There are obviously other issues involved here that we could talk about, but the point is that people who don't respect other people's property can have a direct and sometimes devastating impact on the surrounding community. Being able to evaluate potential tenants for previous property crimes is important not only for the property owner, but for the entire community.
Below is the section of SB 91 this discussion is addressing. Parts of this section are sufficiently vague that they would most likely require litigation to parse where the distinction between personal and property crimes begin and end. Litigation is expensive, time consuming and messy. It would do little to resolve the issue this legislation is trying to address and add to the cost of affordable housing in the form of higher rents and/or security deposits.
(1) A landlord may not consider an action for possession pursuant to ORS 105.105 to 105.168 in evaluating an applicant if:
a. The action was dismissed or resulted in general judgment for the applicant prior to the application. This subsection does not apply if the prior action has not resulted in a dismissal or general judgment at the time of the application.
b. The action resulted in general judgment against the applicant, if such judgment was entered 5 or more years prior to the application.
(2) A landlord may not consider arrest history in evaluating an applicant, where the arrest did not result in a conviction. This subsection does not apply if the arrest has resulted in charges for criminal behavior as defined by subsection (3) of this section that have not been dismissed at the time of the application.
(3) A landlord may only consider criminal conviction and charging history in evaluating an applicant if the conviction or pending charge is for criminal behavior that is:
(a) A drug related crime;
(b) A person crime;
(c) A sex offense; or

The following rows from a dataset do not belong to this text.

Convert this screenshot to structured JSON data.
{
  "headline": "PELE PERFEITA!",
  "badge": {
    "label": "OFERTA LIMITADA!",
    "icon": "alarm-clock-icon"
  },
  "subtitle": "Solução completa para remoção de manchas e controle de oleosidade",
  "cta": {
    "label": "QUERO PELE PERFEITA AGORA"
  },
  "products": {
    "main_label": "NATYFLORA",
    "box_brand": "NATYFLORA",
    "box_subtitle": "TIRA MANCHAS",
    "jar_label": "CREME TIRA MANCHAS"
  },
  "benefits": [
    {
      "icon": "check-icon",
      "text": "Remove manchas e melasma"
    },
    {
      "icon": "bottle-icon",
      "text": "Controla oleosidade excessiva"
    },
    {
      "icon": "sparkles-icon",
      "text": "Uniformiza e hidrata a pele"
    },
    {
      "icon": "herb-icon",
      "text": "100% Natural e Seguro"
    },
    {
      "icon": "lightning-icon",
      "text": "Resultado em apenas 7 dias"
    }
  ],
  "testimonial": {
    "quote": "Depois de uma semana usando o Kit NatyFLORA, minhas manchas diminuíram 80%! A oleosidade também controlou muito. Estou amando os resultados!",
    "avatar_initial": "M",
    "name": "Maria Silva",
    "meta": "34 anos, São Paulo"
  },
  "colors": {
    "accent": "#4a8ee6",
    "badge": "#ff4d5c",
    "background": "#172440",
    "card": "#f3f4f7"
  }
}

(d) Any other crime, if the nature of the criminal conduct for which the applicant was convicted would adversely affect the landlord or other tenants’ property, or the health, safety, or right to peaceful enjoyment of the premises by other residents, the landlord or the landlord’s agent.